**Assignment**
Could you repeat all of the entries exactly, leaving out any pictures?

**Task input**

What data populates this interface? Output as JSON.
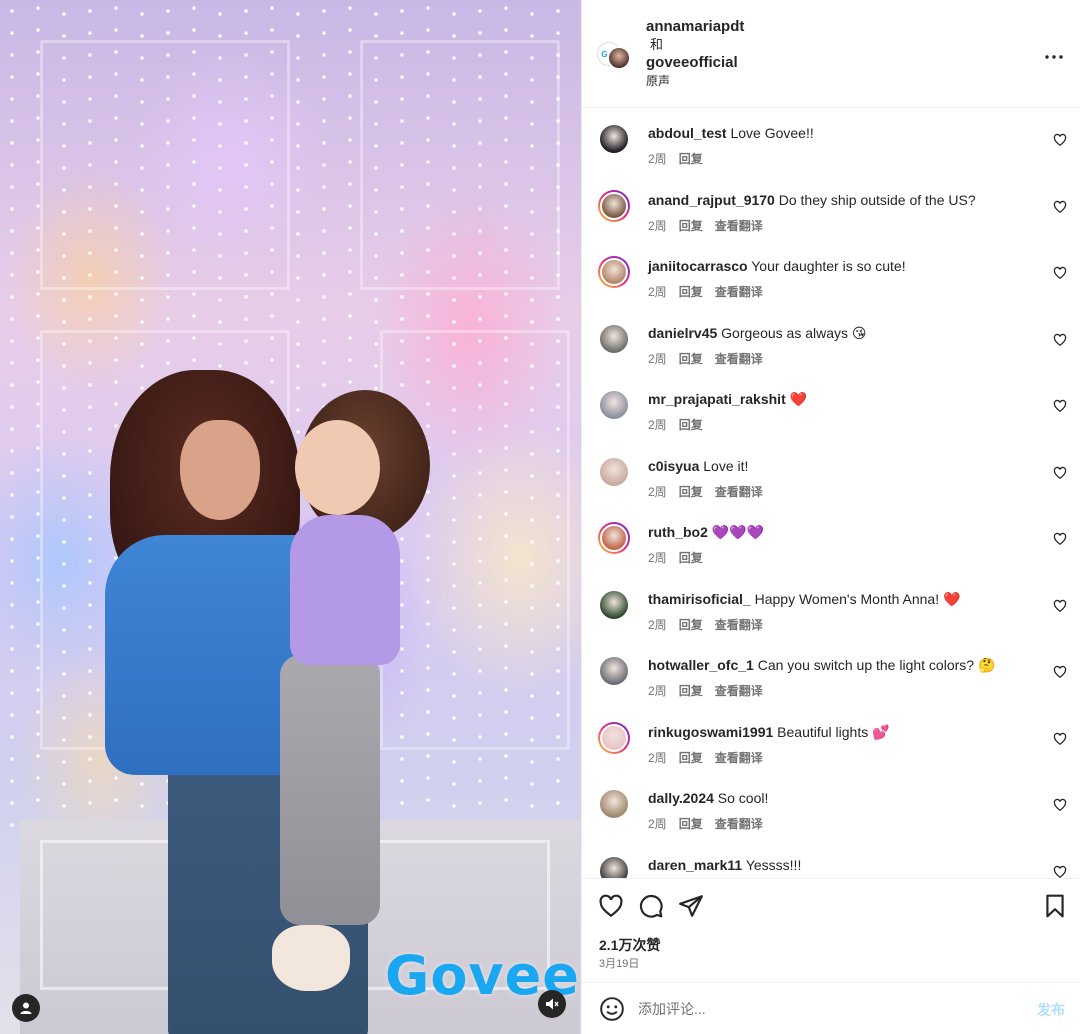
{
  "media": {
    "brand_watermark": "Govee",
    "account_icon": "user-icon",
    "mute_icon": "speaker-muted-icon"
  },
  "header": {
    "author_primary": "annamariapdt",
    "connector": "和",
    "author_secondary": "goveeofficial",
    "audio": "原声",
    "more_icon": "more-horizontal-icon"
  },
  "comments": [
    {
      "user": "abdoul_test",
      "text": "Love Govee!!",
      "time": "2周",
      "reply": "回复",
      "translate": "",
      "ring": false,
      "avatar_color": "#1c1c22"
    },
    {
      "user": "anand_rajput_9170",
      "text": "Do they ship outside of the US?",
      "time": "2周",
      "reply": "回复",
      "translate": "查看翻译",
      "ring": true,
      "avatar_color": "#7a5a44"
    },
    {
      "user": "janiitocarrasco",
      "text": "Your daughter is so cute!",
      "time": "2周",
      "reply": "回复",
      "translate": "查看翻译",
      "ring": true,
      "avatar_color": "#b3866b"
    },
    {
      "user": "danielrv45",
      "text": "Gorgeous as always 😘",
      "time": "2周",
      "reply": "回复",
      "translate": "查看翻译",
      "ring": false,
      "avatar_color": "#6d6d6d"
    },
    {
      "user": "mr_prajapati_rakshit",
      "text": "❤️",
      "time": "2周",
      "reply": "回复",
      "translate": "",
      "ring": false,
      "avatar_color": "#8a8fa0"
    },
    {
      "user": "c0isyua",
      "text": "Love it!",
      "time": "2周",
      "reply": "回复",
      "translate": "查看翻译",
      "ring": false,
      "avatar_color": "#c9a9a0"
    },
    {
      "user": "ruth_bo2",
      "text": "💜💜💜",
      "time": "2周",
      "reply": "回复",
      "translate": "",
      "ring": true,
      "avatar_color": "#c0644a"
    },
    {
      "user": "thamirisoficial_",
      "text": "Happy Women's Month Anna! ❤️",
      "time": "2周",
      "reply": "回复",
      "translate": "查看翻译",
      "ring": false,
      "avatar_color": "#2e4a2e"
    },
    {
      "user": "hotwaller_ofc_1",
      "text": "Can you switch up the light colors? 🤔",
      "time": "2周",
      "reply": "回复",
      "translate": "查看翻译",
      "ring": false,
      "avatar_color": "#6a6d75"
    },
    {
      "user": "rinkugoswami1991",
      "text": "Beautiful lights 💕",
      "time": "2周",
      "reply": "回复",
      "translate": "查看翻译",
      "ring": true,
      "avatar_color": "#e9c2c8"
    },
    {
      "user": "dally.2024",
      "text": "So cool!",
      "time": "2周",
      "reply": "回复",
      "translate": "查看翻译",
      "ring": false,
      "avatar_color": "#a08a6e"
    },
    {
      "user": "daren_mark11",
      "text": "Yessss!!!",
      "time": "",
      "reply": "",
      "translate": "",
      "ring": false,
      "avatar_color": "#3a3a3a"
    }
  ],
  "actions": {
    "like_icon": "heart-icon",
    "comment_icon": "comment-bubble-icon",
    "share_icon": "paper-plane-icon",
    "save_icon": "bookmark-icon",
    "likes": "2.1万次赞",
    "date": "3月19日"
  },
  "composer": {
    "emoji_icon": "emoji-icon",
    "placeholder": "添加评论...",
    "post_label": "发布"
  },
  "colors": {
    "link_blue_disabled": "#b2dffc",
    "secondary_text": "#737373",
    "brand": "#1aa7f2"
  }
}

**Expected output**
What data populates this interface? Output as JSON.
{
  "media": {
    "brand_watermark": "Govee",
    "account_icon": "user-icon",
    "mute_icon": "speaker-muted-icon"
  },
  "header": {
    "author_primary": "annamariapdt",
    "connector": "和",
    "author_secondary": "goveeofficial",
    "audio": "原声",
    "more_icon": "more-horizontal-icon"
  },
  "comments": [
    {
      "user": "abdoul_test",
      "text": "Love Govee!!",
      "time": "2周",
      "reply": "回复",
      "translate": "",
      "ring": false,
      "avatar_color": "#1c1c22"
    },
    {
      "user": "anand_rajput_9170",
      "text": "Do they ship outside of the US?",
      "time": "2周",
      "reply": "回复",
      "translate": "查看翻译",
      "ring": true,
      "avatar_color": "#7a5a44"
    },
    {
      "user": "janiitocarrasco",
      "text": "Your daughter is so cute!",
      "time": "2周",
      "reply": "回复",
      "translate": "查看翻译",
      "ring": true,
      "avatar_color": "#b3866b"
    },
    {
      "user": "danielrv45",
      "text": "Gorgeous as always 😘",
      "time": "2周",
      "reply": "回复",
      "translate": "查看翻译",
      "ring": false,
      "avatar_color": "#6d6d6d"
    },
    {
      "user": "mr_prajapati_rakshit",
      "text": "❤️",
      "time": "2周",
      "reply": "回复",
      "translate": "",
      "ring": false,
      "avatar_color": "#8a8fa0"
    },
    {
      "user": "c0isyua",
      "text": "Love it!",
      "time": "2周",
      "reply": "回复",
      "translate": "查看翻译",
      "ring": false,
      "avatar_color": "#c9a9a0"
    },
    {
      "user": "ruth_bo2",
      "text": "💜💜💜",
      "time": "2周",
      "reply": "回复",
      "translate": "",
      "ring": true,
      "avatar_color": "#c0644a"
    },
    {
      "user": "thamirisoficial_",
      "text": "Happy Women's Month Anna! ❤️",
      "time": "2周",
      "reply": "回复",
      "translate": "查看翻译",
      "ring": false,
      "avatar_color": "#2e4a2e"
    },
    {
      "user": "hotwaller_ofc_1",
      "text": "Can you switch up the light colors? 🤔",
      "time": "2周",
      "reply": "回复",
      "translate": "查看翻译",
      "ring": false,
      "avatar_color": "#6a6d75"
    },
    {
      "user": "rinkugoswami1991",
      "text": "Beautiful lights 💕",
      "time": "2周",
      "reply": "回复",
      "translate": "查看翻译",
      "ring": true,
      "avatar_color": "#e9c2c8"
    },
    {
      "user": "dally.2024",
      "text": "So cool!",
      "time": "2周",
      "reply": "回复",
      "translate": "查看翻译",
      "ring": false,
      "avatar_color": "#a08a6e"
    },
    {
      "user": "daren_mark11",
      "text": "Yessss!!!",
      "time": "",
      "reply": "",
      "translate": "",
      "ring": false,
      "avatar_color": "#3a3a3a"
    }
  ],
  "actions": {
    "like_icon": "heart-icon",
    "comment_icon": "comment-bubble-icon",
    "share_icon": "paper-plane-icon",
    "save_icon": "bookmark-icon",
    "likes": "2.1万次赞",
    "date": "3月19日"
  },
  "composer": {
    "emoji_icon": "emoji-icon",
    "placeholder": "添加评论...",
    "post_label": "发布"
  },
  "colors": {
    "link_blue_disabled": "#b2dffc",
    "secondary_text": "#737373",
    "brand": "#1aa7f2"
  }
}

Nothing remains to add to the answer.